I was hooked on the first page of, "Does This Church Make Me Look Fat," and by the end of chapter one, I forced myself to stop in order to draw out the pleasure I anticipate. The last time I got so excited by the first page of a book was for "36 Arguments for the Existence of God," which I eventually threw across the room feeling hoodwinked--despite its one scene wholly fulfilling its implied promise of reintegrating the divine in postmodern life.

This second memoir by Rhoda Janzen was just given me as a birthday present by my friend Laurie Moison--previously a powerhouse in the Evangelical women's movement (yes!) and now landing with a glorious splash in New Thought.

Reviews on the back cover say
"Snort-up-your-coffee funny, breezy yet profound....Too much spiritual writing these days claims that religious practice is about healing or developing the self. But Rhoda Janzen sets out on a path to become more loving, grateful, and helpful to others. This is particularly impressive given that she's writing about a period in her life when she's got a scary, life-threatening illness and a brand-new family."

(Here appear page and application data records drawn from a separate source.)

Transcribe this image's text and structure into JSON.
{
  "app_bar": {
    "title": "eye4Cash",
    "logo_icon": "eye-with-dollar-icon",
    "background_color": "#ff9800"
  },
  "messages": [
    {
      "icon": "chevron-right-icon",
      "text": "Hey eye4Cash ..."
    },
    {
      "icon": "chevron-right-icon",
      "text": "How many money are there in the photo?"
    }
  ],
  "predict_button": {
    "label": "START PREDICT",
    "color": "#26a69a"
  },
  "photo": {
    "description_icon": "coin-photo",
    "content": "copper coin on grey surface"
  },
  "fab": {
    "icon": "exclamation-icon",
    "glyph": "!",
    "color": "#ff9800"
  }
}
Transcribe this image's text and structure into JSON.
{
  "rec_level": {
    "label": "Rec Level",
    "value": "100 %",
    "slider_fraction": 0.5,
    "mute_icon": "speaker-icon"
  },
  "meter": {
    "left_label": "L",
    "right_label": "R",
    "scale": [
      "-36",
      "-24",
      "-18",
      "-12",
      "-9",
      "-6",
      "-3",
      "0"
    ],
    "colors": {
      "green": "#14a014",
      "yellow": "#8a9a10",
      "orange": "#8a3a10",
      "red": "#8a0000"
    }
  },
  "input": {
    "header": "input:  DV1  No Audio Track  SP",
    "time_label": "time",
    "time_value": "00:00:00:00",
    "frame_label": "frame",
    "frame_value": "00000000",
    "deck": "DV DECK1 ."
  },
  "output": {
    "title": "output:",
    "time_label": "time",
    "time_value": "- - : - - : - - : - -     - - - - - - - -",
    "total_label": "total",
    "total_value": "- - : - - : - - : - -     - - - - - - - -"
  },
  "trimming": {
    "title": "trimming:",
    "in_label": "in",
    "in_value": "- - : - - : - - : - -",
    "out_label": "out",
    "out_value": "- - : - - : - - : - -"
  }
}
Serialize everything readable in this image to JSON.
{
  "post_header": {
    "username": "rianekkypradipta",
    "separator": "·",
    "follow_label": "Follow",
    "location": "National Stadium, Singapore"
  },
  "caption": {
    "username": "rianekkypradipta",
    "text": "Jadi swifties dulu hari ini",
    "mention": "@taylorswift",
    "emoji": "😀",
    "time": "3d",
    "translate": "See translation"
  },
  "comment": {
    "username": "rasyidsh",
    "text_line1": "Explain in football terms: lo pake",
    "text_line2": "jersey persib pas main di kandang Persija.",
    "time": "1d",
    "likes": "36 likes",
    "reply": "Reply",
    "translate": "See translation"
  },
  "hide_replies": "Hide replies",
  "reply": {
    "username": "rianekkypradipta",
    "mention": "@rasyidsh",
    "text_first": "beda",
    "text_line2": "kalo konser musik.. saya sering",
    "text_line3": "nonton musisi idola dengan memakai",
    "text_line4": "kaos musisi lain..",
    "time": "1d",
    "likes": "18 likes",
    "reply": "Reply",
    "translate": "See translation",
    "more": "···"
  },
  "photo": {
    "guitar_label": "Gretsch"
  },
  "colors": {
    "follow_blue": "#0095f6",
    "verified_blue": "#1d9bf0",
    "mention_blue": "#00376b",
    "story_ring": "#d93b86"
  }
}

I sense that Janzen's journey may parallel aspects of my own joyride through goodness at a Black  church as told in my book, The Bishop and the Seeker. Here's an excerpt from the first pages of "Does This Church Make me Look Fat?"
"Having divorced after a fifteen-year marriage, and having returned in a scattershot way to the dating scene, I naturally had limited faith in my judgment. So when I found myself falling for a Jesus-nail-necklace-wearing manly man, the kind whose hands were so huge they ripped his jeans pockets, I thought my common sense was all a-pother. 
Working against me was the fact that I am an egghead intellectual. Have you noticed that sometimes scholars do one tiny thing really well, but at the expense of more important things?  For instance, I can diagram any sentence from the late fiction of Henry James. Why anybody would want me to is a mystery, but you'd be surprised at how many requests I get. We're talking about sentences that march on and on, to and fro, like a bewildered Energizer bunny. I have limited life-management skills, yet I can diagram these sentences with the speed of an idiot savant. Why is it necessary to diagram any sentence? you ask. Good Question.... 
My new boyfriend's vocabulary could have passed muster with toddlers and kittens... He caricatured the impossible male physique--chest like a scenic vista, cannon arms, a waist that disappeared into his jeans like a genie into a bottle... Put him in a suit, he looks like Secret Service. When you put other men in suits, they look like accountants or limo drivers."
So what could possibly persuade such a man to consider wearing green sequined panties?

The answer in the first chapter took my breath away. I'm hooked.